The town was special to me too. It felt like a second home then. The house sat right across from the Bicentennial Motel. Next to that was the town pool. The first summer I spent with my grandparents, I got to know a distant cousin. She was staying with her grandmother, my great aunt Betty, across town. We went to the pool almost every day for a couple of weeks. With it being right across from the house, when we wanted lunch or a snack, we just ran home and then ran back to the pool. Just a few blocks up the street, into town, was the Dairy Queen stand. Mom and grandmaw would walk up with us after dinner for a dipped cone. Mom loved ice cream, so I think it was more of a treat for her than it was for us. Just beyond that was a 5 & 10. I saved up my allowance for one summer and would go to the 5 & 10 and just walk around, trying to figure out what I could buy. I don't think I ever bought anything but a postcard or two for some friends back home. There was Cochran Motors on the other side of downtown. I was convinced that we were related to the owners because my grandmaw's maiden name was Cochran. She assured me that her family was never rich and could never have afforded the nice cars on that lot. The Strawberry Festival Parade would go right past the house each year. We were only there for one parade that I remember and I was so sick with tonsillitis that I ended up on the couch inside the whole time.

The Dairy Queen stand we would walk to after dinner. I can't believe it is still there. This is a current picture of it and it looks the same as it did 40 years ago.


Grandmaw went to Mable's Beauty Salon next door to get her hair done. Granddaddy shopped at the Piggly Wiggly. I went with him once and we got what we needed, headed back out and put all the bags on the floorboard of the back seat. We each got in and granddaddy tried to start the car, but he couldn't get the key to go in. He looked up into the rearview mirror and asked me why I put all my stuffed animals in the window. I told him I didn't and I turned around. I told him I didn't have any stuffed animals. We realized we were in the wrong car. He got real nervous and we got our things out and found his car a few rows over. He told me not to tell grandmaw when we got back, but no sooner than we got in the door, he told her what we did. She scolded him for it and I got the biggest kick out of it. She laughed about it after, but I think she wanted to give him a hard time first. He always did the grocery shopping and she did all the cooking. I specifically remember her making us pepperoni rolls that night. I had never had pepperoni with anything but pizza. I loved them. They were just rolls with a slice in the middle and baked. I later found out that it's truly a West Virginia thing. Miners would take them in their lunch because they would not spoil.

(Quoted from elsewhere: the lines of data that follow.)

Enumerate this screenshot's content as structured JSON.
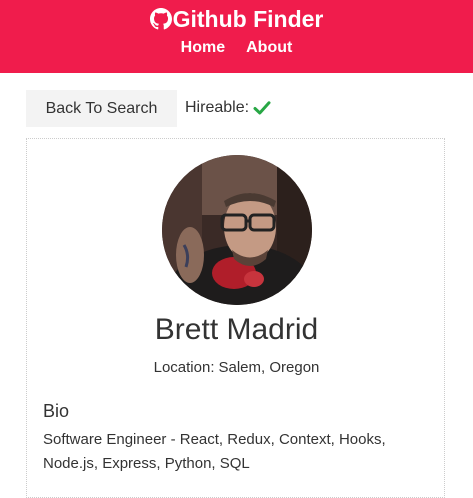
{
  "navbar": {
    "brand_icon": "github-icon",
    "title": "Github Finder",
    "links": [
      "Home",
      "About"
    ],
    "background_color": "#f01c4c"
  },
  "actions": {
    "back_label": "Back To Search"
  },
  "hireable": {
    "label": "Hireable:",
    "status_icon": "check-icon",
    "status_color": "#28a745"
  },
  "profile": {
    "name": "Brett Madrid",
    "location_label": "Location:",
    "location": "Salem, Oregon",
    "bio_heading": "Bio",
    "bio_lines": [
      "Software Engineer - React, Redux, Context, Hooks,",
      "Node.js, Express, Python, SQL"
    ]
  }
}
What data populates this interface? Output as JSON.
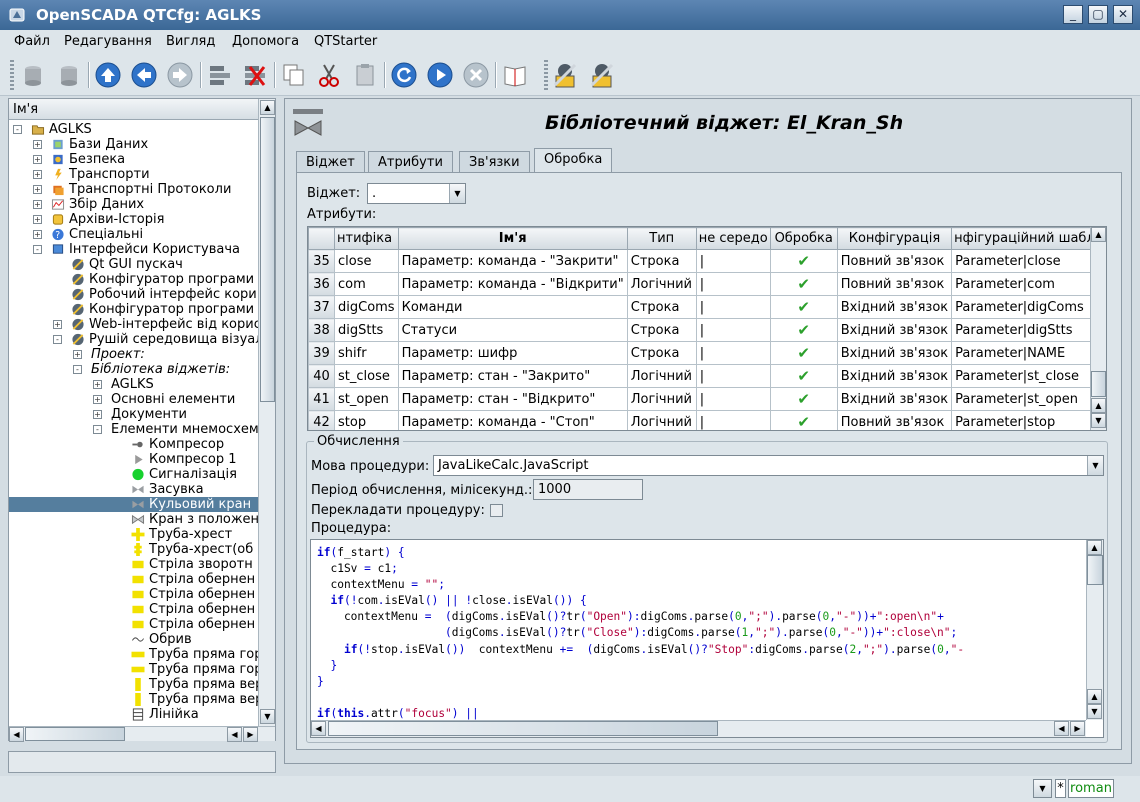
{
  "window": {
    "title": "OpenSCADA QTCfg: AGLKS",
    "buttons": [
      "_",
      "▢",
      "✕"
    ]
  },
  "menu": [
    "Файл",
    "Редагування",
    "Вигляд",
    "Допомога",
    "QTStarter"
  ],
  "toolbar": {
    "icons": [
      "db-load-icon",
      "db-save-icon",
      "up-icon",
      "back-icon",
      "forward-icon",
      "add-item-icon",
      "delete-item-icon",
      "copy-icon",
      "cut-icon",
      "paste-icon",
      "refresh-icon",
      "start-icon",
      "stop-icon",
      "help-icon",
      "qt-cfg-icon",
      "qt-cfg2-icon"
    ]
  },
  "tree": {
    "header": "Ім'я",
    "items": [
      {
        "label": "AGLKS",
        "lvl": 0,
        "exp": "-",
        "icon": "folder"
      },
      {
        "label": "Бази Даних",
        "lvl": 1,
        "exp": "+",
        "icon": "db"
      },
      {
        "label": "Безпека",
        "lvl": 1,
        "exp": "+",
        "icon": "security"
      },
      {
        "label": "Транспорти",
        "lvl": 1,
        "exp": "+",
        "icon": "transport"
      },
      {
        "label": "Транспортні Протоколи",
        "lvl": 1,
        "exp": "+",
        "icon": "protocol"
      },
      {
        "label": "Збір Даних",
        "lvl": 1,
        "exp": "+",
        "icon": "daq"
      },
      {
        "label": "Архіви-Історія",
        "lvl": 1,
        "exp": "+",
        "icon": "archive"
      },
      {
        "label": "Спеціальні",
        "lvl": 1,
        "exp": "+",
        "icon": "special"
      },
      {
        "label": "Інтерфейси Користувача",
        "lvl": 1,
        "exp": "-",
        "icon": "ui"
      },
      {
        "label": "Qt GUI пускач",
        "lvl": 2,
        "exp": "",
        "icon": "gui"
      },
      {
        "label": "Конфігуратор програми",
        "lvl": 2,
        "exp": "",
        "icon": "gui"
      },
      {
        "label": "Робочий інтерфейс кори",
        "lvl": 2,
        "exp": "",
        "icon": "gui"
      },
      {
        "label": "Конфігуратор програми",
        "lvl": 2,
        "exp": "",
        "icon": "gui"
      },
      {
        "label": "Web-інтерфейс від корис",
        "lvl": 2,
        "exp": "+",
        "icon": "gui"
      },
      {
        "label": "Рушій середовища візуал",
        "lvl": 2,
        "exp": "-",
        "icon": "gui"
      },
      {
        "label": "Проект:",
        "lvl": 3,
        "exp": "+",
        "icon": "",
        "italic": true
      },
      {
        "label": "Бібліотека віджетів:",
        "lvl": 3,
        "exp": "-",
        "icon": "",
        "italic": true
      },
      {
        "label": "AGLKS",
        "lvl": 4,
        "exp": "+",
        "icon": ""
      },
      {
        "label": "Основні елементи",
        "lvl": 4,
        "exp": "+",
        "icon": ""
      },
      {
        "label": "Документи",
        "lvl": 4,
        "exp": "+",
        "icon": ""
      },
      {
        "label": "Елементи мнемосхеми",
        "lvl": 4,
        "exp": "-",
        "icon": ""
      },
      {
        "label": "Компресор",
        "lvl": 5,
        "exp": "",
        "icon": "compressor"
      },
      {
        "label": "Компресор 1",
        "lvl": 5,
        "exp": "",
        "icon": "compressor1"
      },
      {
        "label": "Сигналізація",
        "lvl": 5,
        "exp": "",
        "icon": "signal"
      },
      {
        "label": "Засувка",
        "lvl": 5,
        "exp": "",
        "icon": "valve"
      },
      {
        "label": "Кульовий кран",
        "lvl": 5,
        "exp": "",
        "icon": "valve",
        "sel": true
      },
      {
        "label": "Кран з положен",
        "lvl": 5,
        "exp": "",
        "icon": "valve2"
      },
      {
        "label": "Труба-хрест",
        "lvl": 5,
        "exp": "",
        "icon": "cross"
      },
      {
        "label": "Труба-хрест(об",
        "lvl": 5,
        "exp": "",
        "icon": "cross2"
      },
      {
        "label": "Стріла зворотн",
        "lvl": 5,
        "exp": "",
        "icon": "yellow"
      },
      {
        "label": "Стріла обернен",
        "lvl": 5,
        "exp": "",
        "icon": "yellow"
      },
      {
        "label": "Стріла обернен",
        "lvl": 5,
        "exp": "",
        "icon": "yellow"
      },
      {
        "label": "Стріла обернен",
        "lvl": 5,
        "exp": "",
        "icon": "yellow"
      },
      {
        "label": "Стріла обернен",
        "lvl": 5,
        "exp": "",
        "icon": "yellow"
      },
      {
        "label": "Обрив",
        "lvl": 5,
        "exp": "",
        "icon": "break"
      },
      {
        "label": "Труба пряма гор",
        "lvl": 5,
        "exp": "",
        "icon": "pipeh"
      },
      {
        "label": "Труба пряма гор",
        "lvl": 5,
        "exp": "",
        "icon": "pipeh"
      },
      {
        "label": "Труба пряма вер",
        "lvl": 5,
        "exp": "",
        "icon": "pipev"
      },
      {
        "label": "Труба пряма вер",
        "lvl": 5,
        "exp": "",
        "icon": "pipev"
      },
      {
        "label": "Лінійка",
        "lvl": 5,
        "exp": "",
        "icon": "ruler"
      }
    ]
  },
  "page": {
    "title": "Бібліотечний віджет: El_Kran_Sh"
  },
  "tabs": [
    {
      "label": "Віджет"
    },
    {
      "label": "Атрибути"
    },
    {
      "label": "Зв'язки"
    },
    {
      "label": "Обробка",
      "active": true
    }
  ],
  "proc": {
    "widget_label": "Віджет:",
    "widget_value": ".",
    "attrs_label": "Атрибути:",
    "columns": [
      "нтифіка",
      "Ім'я",
      "Тип",
      "не середо",
      "Обробка",
      "Конфігурація",
      "нфігураційний шабл"
    ],
    "rows": [
      {
        "n": "35",
        "id": "close",
        "name": "Параметр: команда - \"Закрити\"",
        "type": "Строка",
        "wm": "|",
        "proc": "✔",
        "cfg": "Повний зв'язок",
        "tmpl": "Parameter|close"
      },
      {
        "n": "36",
        "id": "com",
        "name": "Параметр: команда - \"Відкрити\"",
        "type": "Логічний",
        "wm": "|",
        "proc": "✔",
        "cfg": "Повний зв'язок",
        "tmpl": "Parameter|com"
      },
      {
        "n": "37",
        "id": "digComs",
        "name": "Команди",
        "type": "Строка",
        "wm": "|",
        "proc": "✔",
        "cfg": "Вхідний зв'язок",
        "tmpl": "Parameter|digComs"
      },
      {
        "n": "38",
        "id": "digStts",
        "name": "Статуси",
        "type": "Строка",
        "wm": "|",
        "proc": "✔",
        "cfg": "Вхідний зв'язок",
        "tmpl": "Parameter|digStts"
      },
      {
        "n": "39",
        "id": "shifr",
        "name": "Параметр: шифр",
        "type": "Строка",
        "wm": "|",
        "proc": "✔",
        "cfg": "Вхідний зв'язок",
        "tmpl": "Parameter|NAME"
      },
      {
        "n": "40",
        "id": "st_close",
        "name": "Параметр: стан - \"Закрито\"",
        "type": "Логічний",
        "wm": "|",
        "proc": "✔",
        "cfg": "Вхідний зв'язок",
        "tmpl": "Parameter|st_close"
      },
      {
        "n": "41",
        "id": "st_open",
        "name": "Параметр: стан - \"Відкрито\"",
        "type": "Логічний",
        "wm": "|",
        "proc": "✔",
        "cfg": "Вхідний зв'язок",
        "tmpl": "Parameter|st_open"
      },
      {
        "n": "42",
        "id": "stop",
        "name": "Параметр: команда - \"Стоп\"",
        "type": "Логічний",
        "wm": "|",
        "proc": "✔",
        "cfg": "Повний зв'язок",
        "tmpl": "Parameter|stop"
      }
    ],
    "calc_legend": "Обчислення",
    "lang_label": "Мова процедури:",
    "lang_value": "JavaLikeCalc.JavaScript",
    "period_label": "Період обчислення, мілісекунд.:",
    "period_value": "1000",
    "translate_label": "Перекладати процедуру:",
    "proc_label": "Процедура:",
    "code": [
      "if(f_start) {",
      "  c1Sv = c1;",
      "  contextMenu = \"\";",
      "  if(!com.isEVal() || !close.isEVal()) {",
      "    contextMenu =  (digComs.isEVal()?tr(\"Open\"):digComs.parse(0,\";\").parse(0,\"-\"))+\":open\\n\"+",
      "                   (digComs.isEVal()?tr(\"Close\"):digComs.parse(1,\";\").parse(0,\"-\"))+\":close\\n\";",
      "    if(!stop.isEVal())  contextMenu +=  (digComs.isEVal()?\"Stop\":digComs.parse(2,\";\").parse(0,\"-",
      "  }",
      "}",
      "",
      "if(this.attr(\"focus\") ||"
    ]
  },
  "status": {
    "lang": "roman",
    "star": "*"
  }
}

Aunt Betty was granddaddy's sister and was married to Uncle Hugh. He was probably my favorite uncle of all time. He was such a kind and gentle man but had a deep voice and big rough hands. He was tall and thin and was always dressed nicely. I remember him wearing a yellow sweater. He loved to tell us jokes and his laugh was also deep, loud and raspy. Uncle Hugh had been a coal miner but was retired by the time I was born because he apparently had black lung. He died about the same time my great-grandparents did. When I spent a couple of summers with my grandparents, it was just my Aunt Betty.

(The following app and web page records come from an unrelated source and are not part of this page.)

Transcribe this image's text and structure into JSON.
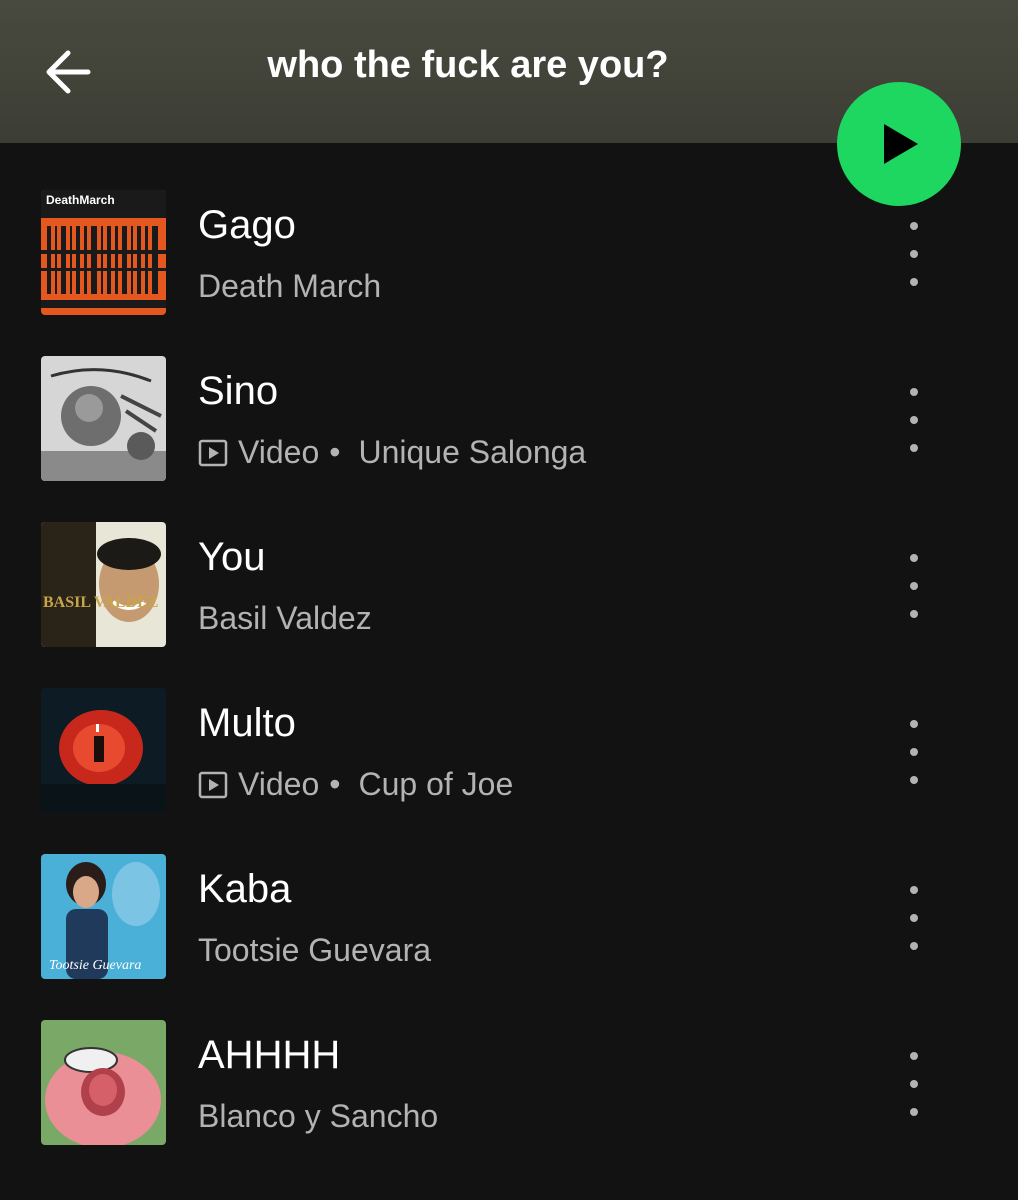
{
  "header": {
    "back_icon": "arrow-left-icon",
    "title": "who the fuck are you?"
  },
  "play_button": {
    "icon": "play-icon",
    "color": "#1ed760"
  },
  "tracks": [
    {
      "title": "Gago",
      "video": false,
      "video_label": "",
      "artist": "Death March",
      "art_text": "DeathMarch"
    },
    {
      "title": "Sino",
      "video": true,
      "video_label": "Video",
      "artist": "Unique Salonga",
      "art_text": ""
    },
    {
      "title": "You",
      "video": false,
      "video_label": "",
      "artist": "Basil Valdez",
      "art_text": "BASIL VALDEZ"
    },
    {
      "title": "Multo",
      "video": true,
      "video_label": "Video",
      "artist": "Cup of Joe",
      "art_text": ""
    },
    {
      "title": "Kaba",
      "video": false,
      "video_label": "",
      "artist": "Tootsie Guevara",
      "art_text": "Tootsie Guevara"
    },
    {
      "title": "AHHHH",
      "video": false,
      "video_label": "",
      "artist": "Blanco y Sancho",
      "art_text": ""
    }
  ],
  "separator": "•",
  "colors": {
    "background": "#121212",
    "header": "#494a3f",
    "accent": "#1ed760",
    "primary_text": "#ffffff",
    "secondary_text": "#b3b3b3"
  }
}
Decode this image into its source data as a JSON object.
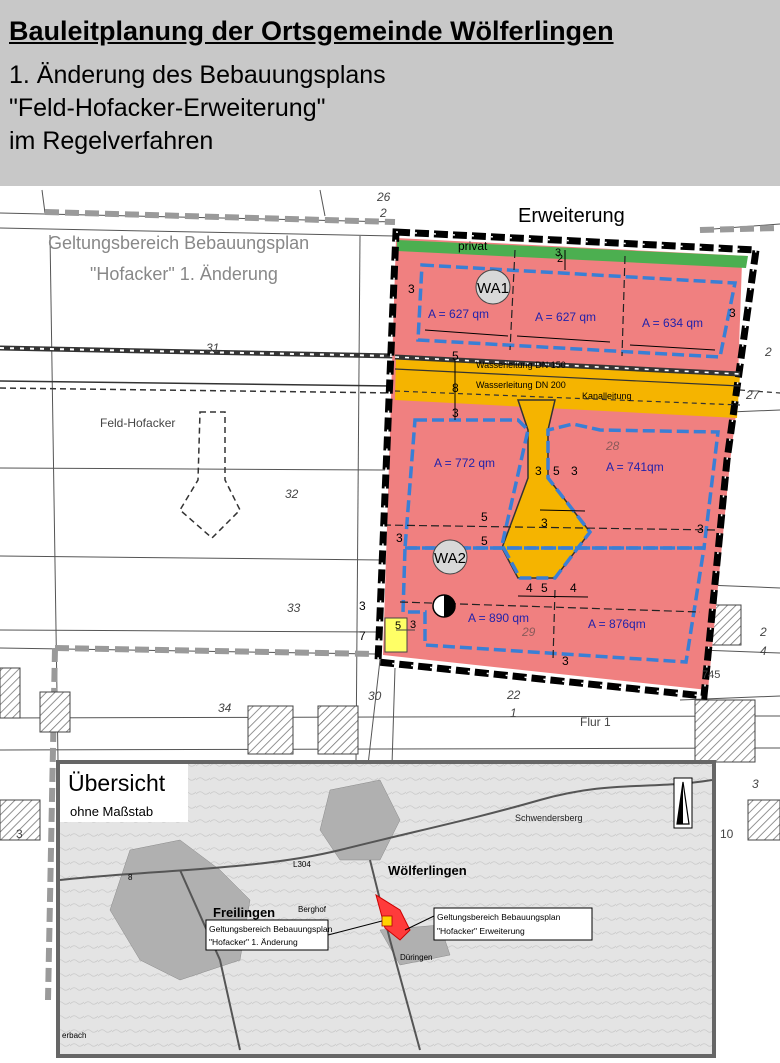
{
  "header": {
    "title": "Bauleitplanung der Ortsgemeinde Wölferlingen",
    "line1": "1. Änderung des Bebauungsplans",
    "line2": "\"Feld-Hofacker-Erweiterung\"",
    "line3": "im Regelverfahren"
  },
  "map": {
    "erweiterung_label": "Erweiterung",
    "old_plan_line1": "Geltungsbereich Bebauungsplan",
    "old_plan_line2": "\"Hofacker\" 1. Änderung",
    "feld_hofacker": "Feld-Hofacker",
    "privat": "privat",
    "wa1": "WA1",
    "wa2": "WA2",
    "areas": [
      "A = 627 qm",
      "A = 627 qm",
      "A = 634 qm",
      "A = 772 qm",
      "A = 741qm",
      "A = 890 qm",
      "A = 876qm"
    ],
    "water1": "Wasserleitung DN 150",
    "water2": "Wasserleitung DN 200",
    "kanal": "Kanalleitung",
    "parcels": [
      "26",
      "2",
      "31",
      "27",
      "32",
      "33",
      "34",
      "28",
      "29",
      "30",
      "22",
      "1",
      "745",
      "2",
      "4",
      "2",
      "3",
      "10",
      "3"
    ],
    "flur": "Flur 1",
    "dims": [
      "3",
      "3",
      "2",
      "3",
      "5",
      "8",
      "3",
      "3",
      "5",
      "3",
      "5",
      "5",
      "3",
      "3",
      "3",
      "4",
      "5",
      "4",
      "3",
      "3",
      "7",
      "5",
      "3"
    ]
  },
  "inset": {
    "title": "Übersicht",
    "subtitle": "ohne Maßstab",
    "town1": "Wölferlingen",
    "town2": "Freilingen",
    "town3": "Düringen",
    "road": "L304",
    "hill": "Schwendersberg",
    "label_left_line1": "Geltungsbereich Bebauungsplan",
    "label_left_line2": "\"Hofacker\" 1. Änderung",
    "label_right_line1": "Geltungsbereich Bebauungsplan",
    "label_right_line2": "\"Hofacker\" Erweiterung",
    "small_labels": [
      "8",
      "Berghof",
      "erbach"
    ]
  }
}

As far back as I can remember, I was always singing "Take Me Home, Country Roads". I thought that song was written just for us. Of course, it talked about West Virginia, but it also mentioned right away the Blue Ridge Mountains and the Shenandoah River, both of which were in my backyard growing up in Shenandoah County, VA. I would sing the heck out of that song and as I grew older, I was teased for looking like John Denver. I had a mop of blonde hair and by the seventh grade, I had glasses too. I took it as a compliment though and would start singing the song. Thankfully I could actually sing and the ribbing stopped. In elementary school, the substitute P.E. teacher would ask me to sing it when we were on the swings. It was my theme song.